◆ **Problem**
From the entries below, report how many lines contain the string "live". Only the number is wanted.

------ Information shown

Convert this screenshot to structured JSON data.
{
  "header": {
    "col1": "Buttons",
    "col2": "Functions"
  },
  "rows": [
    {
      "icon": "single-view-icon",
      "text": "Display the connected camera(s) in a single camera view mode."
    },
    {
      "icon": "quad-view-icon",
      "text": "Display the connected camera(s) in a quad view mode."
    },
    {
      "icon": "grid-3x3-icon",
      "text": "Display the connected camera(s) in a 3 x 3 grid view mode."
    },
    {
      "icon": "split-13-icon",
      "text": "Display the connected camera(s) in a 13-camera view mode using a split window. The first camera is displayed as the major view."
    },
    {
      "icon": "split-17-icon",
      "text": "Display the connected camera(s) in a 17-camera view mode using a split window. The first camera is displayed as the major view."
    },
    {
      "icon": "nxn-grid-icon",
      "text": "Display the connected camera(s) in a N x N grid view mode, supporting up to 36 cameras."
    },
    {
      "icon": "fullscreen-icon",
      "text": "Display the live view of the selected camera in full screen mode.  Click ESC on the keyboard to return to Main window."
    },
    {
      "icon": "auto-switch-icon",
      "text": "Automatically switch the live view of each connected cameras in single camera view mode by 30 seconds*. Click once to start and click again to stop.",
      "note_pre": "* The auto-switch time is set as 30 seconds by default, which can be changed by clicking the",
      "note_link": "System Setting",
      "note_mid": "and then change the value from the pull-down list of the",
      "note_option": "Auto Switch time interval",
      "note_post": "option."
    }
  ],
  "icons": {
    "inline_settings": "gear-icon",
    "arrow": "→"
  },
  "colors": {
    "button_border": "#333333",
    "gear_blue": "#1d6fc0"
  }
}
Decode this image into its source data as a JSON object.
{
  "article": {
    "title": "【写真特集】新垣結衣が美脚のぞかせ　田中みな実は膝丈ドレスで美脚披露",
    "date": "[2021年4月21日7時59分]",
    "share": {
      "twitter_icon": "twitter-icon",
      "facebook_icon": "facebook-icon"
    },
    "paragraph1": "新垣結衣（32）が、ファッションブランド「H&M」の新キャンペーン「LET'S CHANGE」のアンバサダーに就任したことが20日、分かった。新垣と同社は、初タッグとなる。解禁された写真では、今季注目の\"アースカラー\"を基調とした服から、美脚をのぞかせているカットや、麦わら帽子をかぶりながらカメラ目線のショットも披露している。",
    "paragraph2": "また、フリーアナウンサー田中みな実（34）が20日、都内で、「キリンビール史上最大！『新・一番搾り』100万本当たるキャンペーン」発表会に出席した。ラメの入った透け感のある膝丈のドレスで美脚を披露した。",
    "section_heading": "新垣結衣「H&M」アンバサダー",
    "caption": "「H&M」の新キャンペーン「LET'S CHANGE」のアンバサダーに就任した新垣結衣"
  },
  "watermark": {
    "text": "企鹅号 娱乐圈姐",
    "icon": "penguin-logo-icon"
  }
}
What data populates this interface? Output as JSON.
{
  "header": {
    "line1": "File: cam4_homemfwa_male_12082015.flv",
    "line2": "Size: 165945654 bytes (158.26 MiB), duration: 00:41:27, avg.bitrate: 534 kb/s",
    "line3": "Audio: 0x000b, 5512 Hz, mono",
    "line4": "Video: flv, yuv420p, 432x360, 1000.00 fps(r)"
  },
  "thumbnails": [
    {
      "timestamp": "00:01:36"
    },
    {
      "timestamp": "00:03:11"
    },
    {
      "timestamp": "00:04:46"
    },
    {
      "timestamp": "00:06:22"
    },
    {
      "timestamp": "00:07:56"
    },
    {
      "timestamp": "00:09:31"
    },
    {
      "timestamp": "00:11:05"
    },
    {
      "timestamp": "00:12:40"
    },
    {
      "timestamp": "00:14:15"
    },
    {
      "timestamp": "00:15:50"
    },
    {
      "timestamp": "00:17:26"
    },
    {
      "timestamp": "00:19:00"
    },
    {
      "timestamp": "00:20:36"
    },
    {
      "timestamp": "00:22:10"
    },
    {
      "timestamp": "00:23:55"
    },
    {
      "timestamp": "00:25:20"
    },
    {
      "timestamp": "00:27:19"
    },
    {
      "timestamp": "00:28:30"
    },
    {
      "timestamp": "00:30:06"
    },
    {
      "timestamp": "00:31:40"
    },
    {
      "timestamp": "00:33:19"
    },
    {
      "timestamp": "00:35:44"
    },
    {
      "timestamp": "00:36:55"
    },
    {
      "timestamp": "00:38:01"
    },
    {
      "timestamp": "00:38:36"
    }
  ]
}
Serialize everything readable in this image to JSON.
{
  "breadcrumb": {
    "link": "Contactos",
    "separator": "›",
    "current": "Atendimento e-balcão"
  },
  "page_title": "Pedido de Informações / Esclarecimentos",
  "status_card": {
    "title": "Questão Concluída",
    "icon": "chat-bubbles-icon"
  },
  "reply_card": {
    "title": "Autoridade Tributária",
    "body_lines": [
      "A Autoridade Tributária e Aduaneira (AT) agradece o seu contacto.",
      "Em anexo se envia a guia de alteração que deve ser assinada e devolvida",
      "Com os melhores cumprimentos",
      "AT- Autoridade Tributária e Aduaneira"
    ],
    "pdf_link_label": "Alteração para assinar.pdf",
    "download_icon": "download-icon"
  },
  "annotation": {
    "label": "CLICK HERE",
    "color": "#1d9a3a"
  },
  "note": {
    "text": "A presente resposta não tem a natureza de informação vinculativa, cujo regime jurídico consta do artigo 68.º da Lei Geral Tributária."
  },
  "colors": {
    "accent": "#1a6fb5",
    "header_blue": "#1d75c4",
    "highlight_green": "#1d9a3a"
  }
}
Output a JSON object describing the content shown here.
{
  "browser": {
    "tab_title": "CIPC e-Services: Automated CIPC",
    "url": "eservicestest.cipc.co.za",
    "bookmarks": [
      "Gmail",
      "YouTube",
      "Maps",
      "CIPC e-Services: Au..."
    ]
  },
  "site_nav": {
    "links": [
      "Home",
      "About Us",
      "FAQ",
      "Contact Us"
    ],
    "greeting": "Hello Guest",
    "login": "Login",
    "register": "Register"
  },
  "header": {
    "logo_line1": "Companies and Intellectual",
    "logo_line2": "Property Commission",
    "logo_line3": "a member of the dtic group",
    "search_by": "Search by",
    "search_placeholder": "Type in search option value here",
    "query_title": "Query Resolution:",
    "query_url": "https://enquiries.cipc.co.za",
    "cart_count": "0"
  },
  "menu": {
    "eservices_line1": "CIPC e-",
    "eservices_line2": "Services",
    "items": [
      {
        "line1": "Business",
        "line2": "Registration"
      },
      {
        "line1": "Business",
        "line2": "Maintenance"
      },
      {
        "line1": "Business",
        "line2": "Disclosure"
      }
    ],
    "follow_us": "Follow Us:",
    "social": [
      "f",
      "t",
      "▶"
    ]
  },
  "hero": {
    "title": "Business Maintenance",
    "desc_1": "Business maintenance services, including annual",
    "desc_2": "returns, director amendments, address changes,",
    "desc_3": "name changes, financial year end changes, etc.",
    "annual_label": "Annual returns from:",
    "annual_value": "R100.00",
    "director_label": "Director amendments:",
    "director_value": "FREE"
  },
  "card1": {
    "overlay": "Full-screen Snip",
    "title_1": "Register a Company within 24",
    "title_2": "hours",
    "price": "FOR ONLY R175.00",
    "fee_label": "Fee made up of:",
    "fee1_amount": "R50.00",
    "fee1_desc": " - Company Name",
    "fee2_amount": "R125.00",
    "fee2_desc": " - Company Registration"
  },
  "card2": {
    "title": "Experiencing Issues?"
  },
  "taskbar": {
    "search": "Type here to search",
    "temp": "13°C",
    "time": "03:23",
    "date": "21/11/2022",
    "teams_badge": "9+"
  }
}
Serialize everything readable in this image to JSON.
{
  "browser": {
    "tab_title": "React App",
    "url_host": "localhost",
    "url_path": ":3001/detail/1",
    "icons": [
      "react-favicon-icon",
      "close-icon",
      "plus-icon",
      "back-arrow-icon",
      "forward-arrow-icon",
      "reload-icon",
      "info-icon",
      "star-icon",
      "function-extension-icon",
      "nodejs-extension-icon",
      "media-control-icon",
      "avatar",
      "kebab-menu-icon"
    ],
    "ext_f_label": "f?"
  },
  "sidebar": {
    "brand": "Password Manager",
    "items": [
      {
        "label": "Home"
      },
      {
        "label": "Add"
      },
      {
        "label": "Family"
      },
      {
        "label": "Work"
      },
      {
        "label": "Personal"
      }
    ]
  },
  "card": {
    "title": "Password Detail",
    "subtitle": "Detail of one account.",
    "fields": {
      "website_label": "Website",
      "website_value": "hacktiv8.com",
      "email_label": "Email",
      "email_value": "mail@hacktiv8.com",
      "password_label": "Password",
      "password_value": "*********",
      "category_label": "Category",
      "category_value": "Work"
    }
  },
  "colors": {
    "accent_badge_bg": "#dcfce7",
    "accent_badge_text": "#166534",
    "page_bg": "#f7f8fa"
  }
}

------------

◆ **Output of the task**
2